Tuesday, April 17, 2012
The King of Morocco and a Designer's Priorities.
It was just a few weeks ago that my phone rang, and the following conversation took place:
Me: "Jack Gold"
Caller: "I need to build a gift for a king."
Me: "Who is this really?"
Well, it turns out that it really was a client, and he really was looking to build a gift for a king. The caller was the Rabbi of a congregation on Manhattans Upper West Side, and was scheduled to be Knighted by the King of Morocco during a ceremony to take place the following week. As is customary, the Rabbi was to present the king with a gift as well, in this instance, a silver crown - and he needed a display case designed and built.
The client explained to me that they were already over budget on the project, and he was wondering if I had any creative solutions.
In my previous articles, I have spoken at length about the importance of qualifying our clients and projects - and why this is so crucial to the outcome and success of our work. Well, if I had heeded my own advice, I probably would have simply walked away from the project. There were some pretty straight forward warning signs:
1. The client wanted the project designed and built in under a week. A timeframe that is unrealistic.
2. The client needed something perfect, the gift after all is going to a king, but there is little budget to work with.
On any normal day I would have clearly seen that the expectations of time, budget and detail were simply unrealistic. It was a project that was doomed to fail.
But all I heard was "Can you build something for a king?"
And I allowed the idea of building something for a monarch, designing and creating something that would have a place of pride in an Embassy or Palace - to just sweep me away. I mean, is there not something magical about the idea? How often do we have a chance to interact with royalty, even if through numerous proxies? It is the stuff of fairytales and Hollywood, and now it was sitting on my desk.
Well, My normal workflow went out the window. This was a project with a clock ticking, and a king waiting. I skipped the CAD and sketches, and went straight to the floor armed with a pencil and a straight edge. While working with a carpenter, I roughed out a concept right there on a piece of scrap wood, and as we cut and formed the pieces, the design evolved.
Here we created profiles and a brick-like pattern and laid out the box construction perfectly...while another project sat on the sidelines, waiting for my attention.
The next day, after all the glue had dried and all the parts were sanded, I stood at the staining booth, mixing powders and bases and creating the color I was seeing in my mind. Emails were going unanswered, but the king was waiting, and the color needed to be perfect.
And so the process continued. We completed the finish process and had the glass vendor start working on a glass box while the engraver made up a silver plaque and we began to line the interior of the box with a luxurious bed of navy blue velvet.

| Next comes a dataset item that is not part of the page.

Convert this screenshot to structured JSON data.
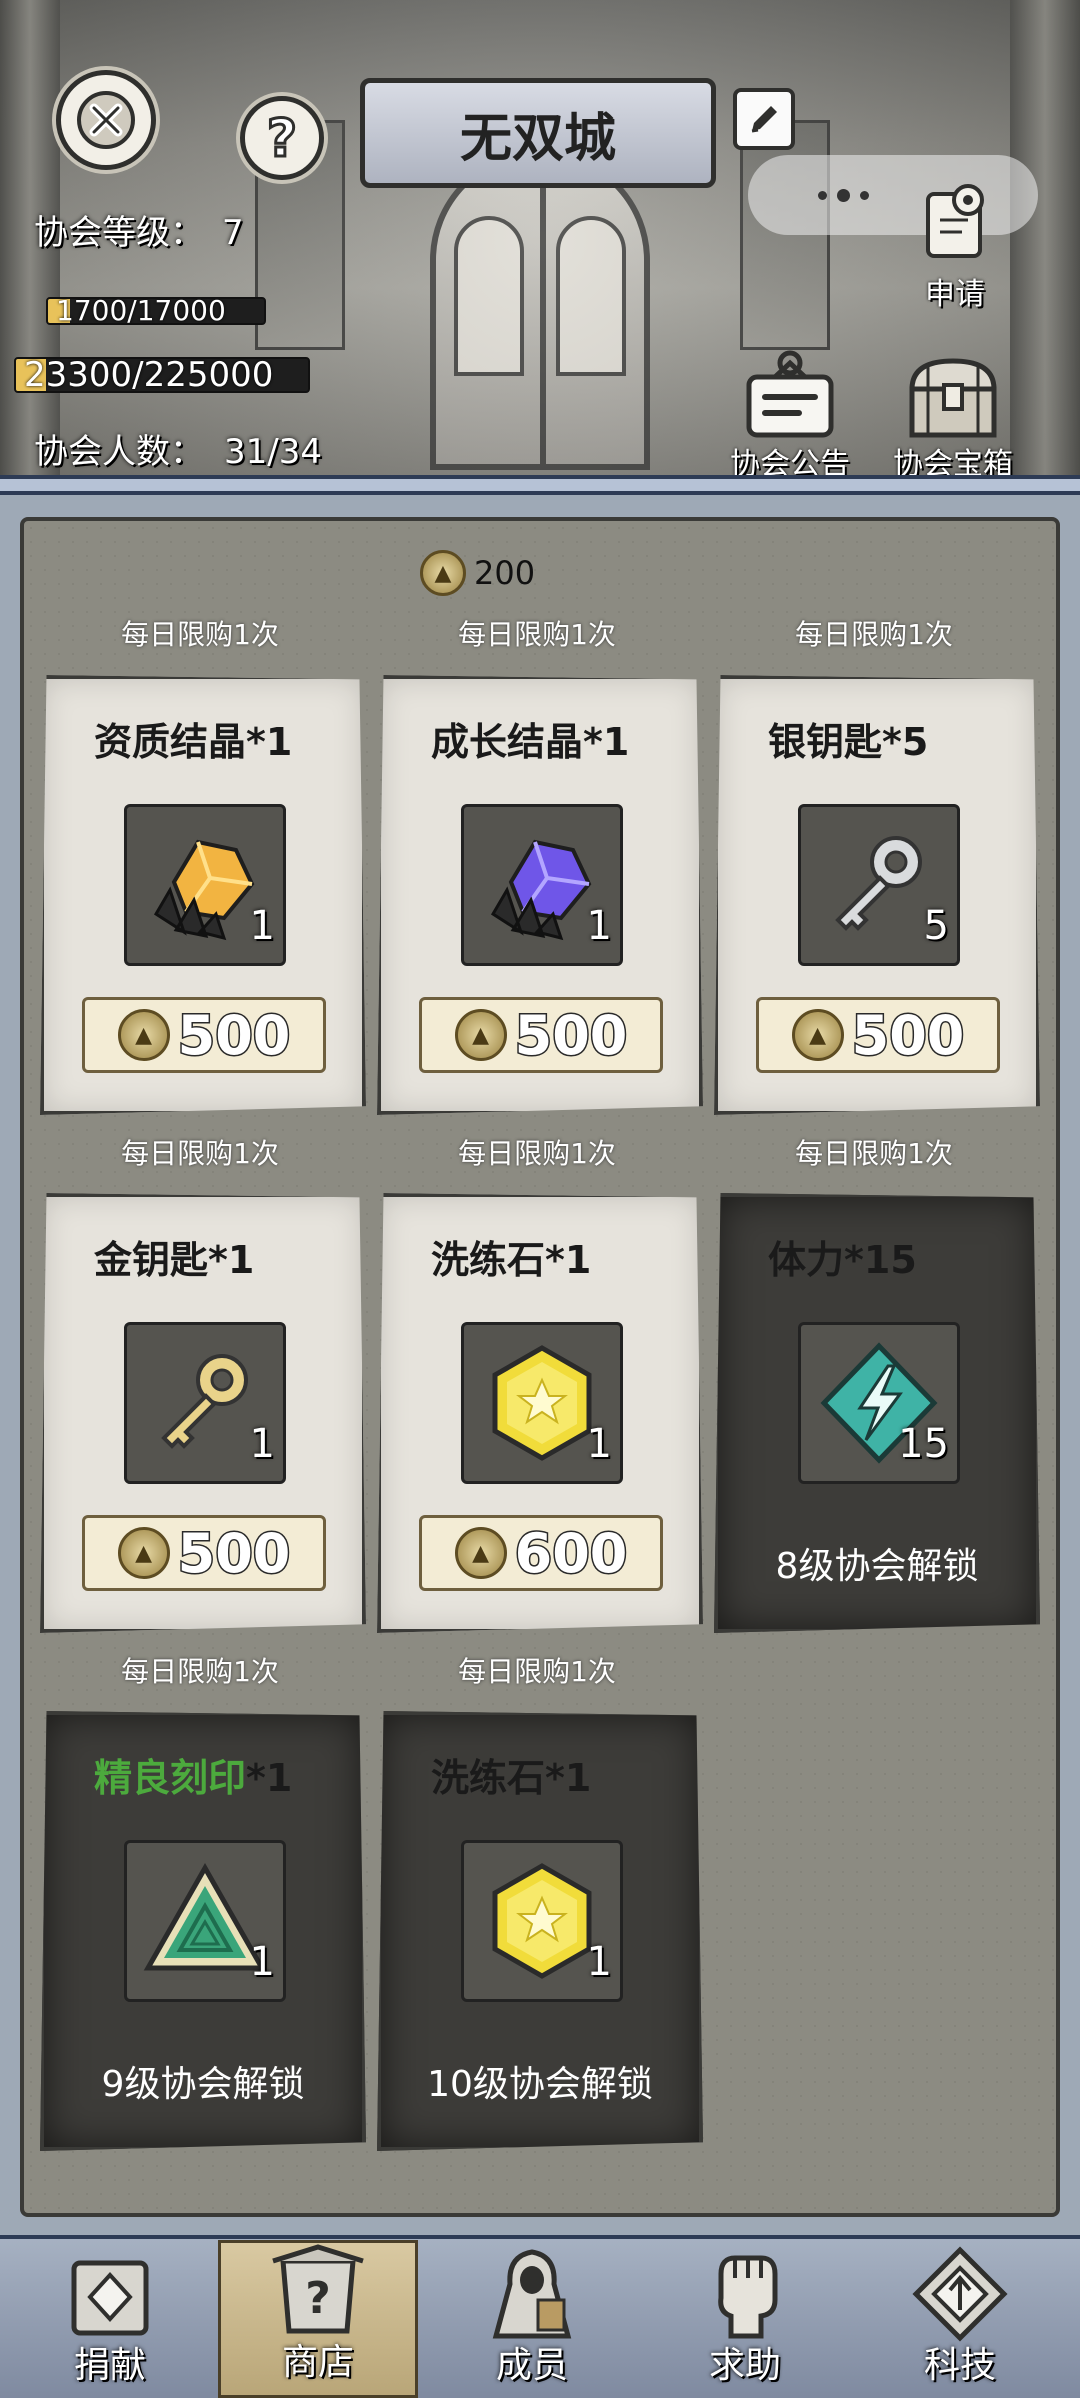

The client came to pick up the box the day before it was to be presented, and I felt like a hero. I had done the impossible, designing, building, finishing, and completing a project that should take 2 weeks - in just under 3 days.
But at what cost, I later wondered?
I broke every rule that I have ever set for myself about timeframes and workflows and profit margins. I neglected work that was waiting for me, emails and bookkeeping, all the tasks of running a business. I allowed myself to be completely wowed by the wonder of working on project for a king, and in the process, I allowed the tail to wag the dog.
Now the kings emmisaries have been presented with the box and gift, and the press covered the news story and I am very proud to have been given the opportunity to design this gift box and build it. It was rewarding and humbling and the real definition of a "feel good" experience.
But ultimately, it was bad business.
As artisans and as people who are emotionally invested in our work, we have a tendency to gravitate towards the projects that make us feel good, the projects that allow us to feel honest in our concepts and faithful to our aesthetic sensibilities. These are all fabulous core beliefs, but they should never affect us to the point that we forget, that at the end of the day, we are business people too.
Taking on the right projects, and dedicating our time to projects that allow us to be profitable, well that's how the rent gets paid, and that's how the sign stays up. It is difficult to separate the emotional part of what we do from the logistical part of what we do, but such seperation is critical, if we are to give ourselves the tools and opportunity to build and maintain successful design practices.
Given the opportunity again, I would no doubt build the box again. But today at least, I know what I SHOULD be doing - even if taking my own advice is sometimes to difficult to manage.
Jack Gold is the owner and Senior Designer at Presidential Interiors, a NYC-based millwork, cabinetry and upholstery fabrication firm.
He can be reached for private comment via email: email@example.com
The story of the Rabbi and the King can be read here:
Posted by Jack Gold